Eventually, after four weeks, I gave in and was taken by my wife, Susie, to the docs. He listened to me and to Susie. I was finding it hard to put a sentence together as I couldn't concentrate on words and meanings, etc. (couldn't read or even listen to music as it took too much effort). The doctor agreed with Susie that I was probably suffering from depression. And, true enough, when I filled out the questionnaire he put on front of me, I had to admit that I had depressive symptoms. "But, what about this dizziness I've got? And this strange numbness in my head on the left side?" I asked. He said that depression could bring strange symptoms and it would all probably go away. It didn't. It got worse. Much worse.

That was in July 2007. By Christmas, the numbness in my head turned to pain and my balance and walking were getting worse. I loved walking. I was out on the West Highland Way almost every day (we live beside a section of it), and although I wobbled a bit like a drunk man from time to time, I loved getting out and being among the hills and moors - watching the timid deer in the distance and the buzzards soaring overhead. I could never tire of that.

With some difficulty, I returned to work around Christmas 2007. I had seen a psychiatrist (remember they were still treating this as depression and I was looking for all the help I could get!) who arranged for me to work half days for a month to ease myself back in. I was back to work, but I knew something was far from right with my health - and I was pretty sure the problem was in my head - so, I asked my GP to refer me to a neurologist. The GPs words were "OK, but they won't find anything."

Welcome


Welcome to my blog!

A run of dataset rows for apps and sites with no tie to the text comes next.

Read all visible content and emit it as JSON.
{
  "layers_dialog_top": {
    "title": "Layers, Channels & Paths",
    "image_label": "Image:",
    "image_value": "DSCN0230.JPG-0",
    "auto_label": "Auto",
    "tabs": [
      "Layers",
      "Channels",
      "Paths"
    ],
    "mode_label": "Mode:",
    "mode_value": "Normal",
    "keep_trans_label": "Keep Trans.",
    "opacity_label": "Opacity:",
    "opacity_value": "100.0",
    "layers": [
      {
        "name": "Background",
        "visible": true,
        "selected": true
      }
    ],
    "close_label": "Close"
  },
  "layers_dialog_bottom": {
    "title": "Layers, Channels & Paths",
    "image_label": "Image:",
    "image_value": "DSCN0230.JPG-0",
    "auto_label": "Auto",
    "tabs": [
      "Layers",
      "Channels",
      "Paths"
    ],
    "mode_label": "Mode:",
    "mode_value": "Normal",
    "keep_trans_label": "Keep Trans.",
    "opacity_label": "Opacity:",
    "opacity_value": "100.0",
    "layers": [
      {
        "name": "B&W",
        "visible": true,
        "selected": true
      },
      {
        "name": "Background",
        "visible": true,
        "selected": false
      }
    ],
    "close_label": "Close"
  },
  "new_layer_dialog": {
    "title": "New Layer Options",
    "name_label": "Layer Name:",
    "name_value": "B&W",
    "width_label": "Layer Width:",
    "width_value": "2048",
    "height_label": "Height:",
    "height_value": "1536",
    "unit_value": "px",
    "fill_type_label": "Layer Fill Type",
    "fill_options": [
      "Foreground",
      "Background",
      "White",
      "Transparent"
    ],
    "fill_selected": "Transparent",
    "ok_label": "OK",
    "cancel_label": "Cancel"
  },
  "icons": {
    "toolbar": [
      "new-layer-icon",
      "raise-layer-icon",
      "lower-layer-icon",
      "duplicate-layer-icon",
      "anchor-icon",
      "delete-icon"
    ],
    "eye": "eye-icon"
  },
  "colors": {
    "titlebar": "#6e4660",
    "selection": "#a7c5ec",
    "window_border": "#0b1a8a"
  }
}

A number of friends have encouraged me to keep a weblog (blog) particularly of my health since I was diagnosed with multiple sclerosis in June of 2008. This also allows me to comment on life in general and lets friends and family get (hopefully) regular updates.

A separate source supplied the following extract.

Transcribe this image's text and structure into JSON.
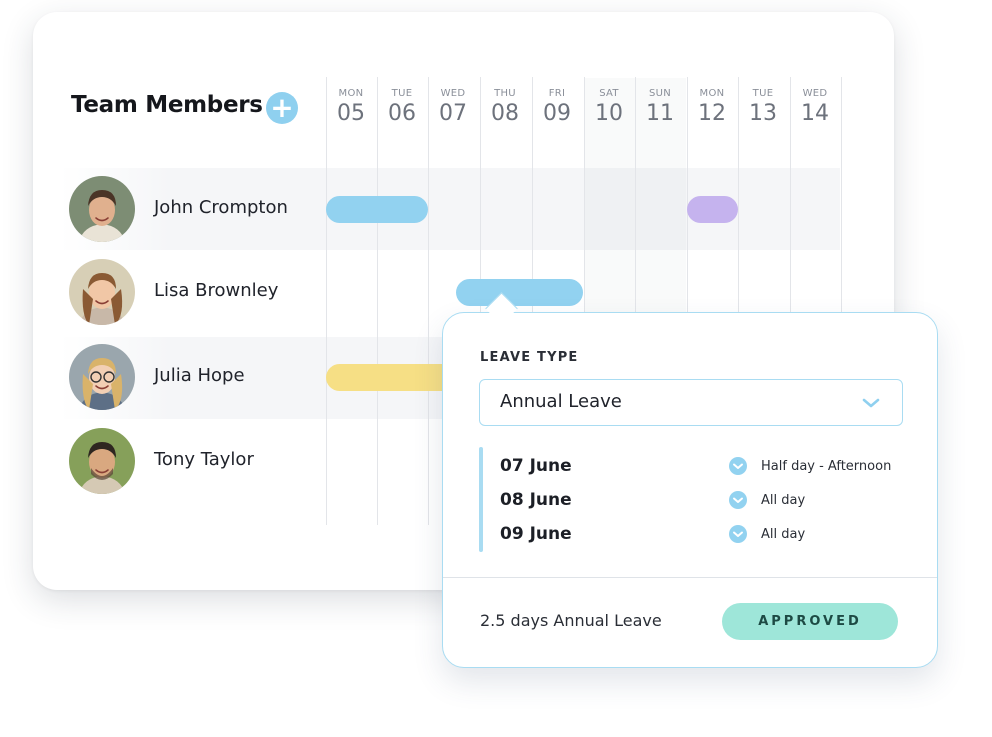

For those who don't know me, my name is Paul Sharkey, I'm a dentist working in both teaching dental students in the University of Glasgow Dental School and in dental practice in Stirling in Scotland. I have been married since 1987 and have one son, Matthew, who's in the army and away from home at the present time.
So, about MS.
Three or four years ago, I got a virus. I had what I would describe as 'a bad flu'. I hadn't felt so bad in a long, long time. I knew that there were some neurological effects as my vision was slightly blurred and my balance was affected - although, that could have been ears being affected rather than brain. I felt so ill that I didn't even think of seeing a doctor - I just wanted to lie in bed and sleep. This lasted about two weeks. My vision returned to normal, my balance took a bit longer and the only residual deficit was that my spelling was never the same again!
Other that that, I got better and pretty well forgot about it.
In the summer of 2007, I found myself in a very stressful situation at work. I remember this all coming to a crisis on one particular day when I had the nearest thing to what might be called a 'panic attack'. I felt as though I had been injected with adrenaline. My muscles tightened, my neck got tight and painful. All I could think of was getting home. This was a Friday - I got home, lay on the couch and thought if I just rested for a couple of days I'd be fine. It turned out that I was off work for five months.
When I recounted these incidents to the MS consultant after I was diagnosed, he told me that I had probably had MS before this and that the two crisis incidents that seemed to trigger MS and make it active were viruses and stress. I'd had both. And so, my story begins!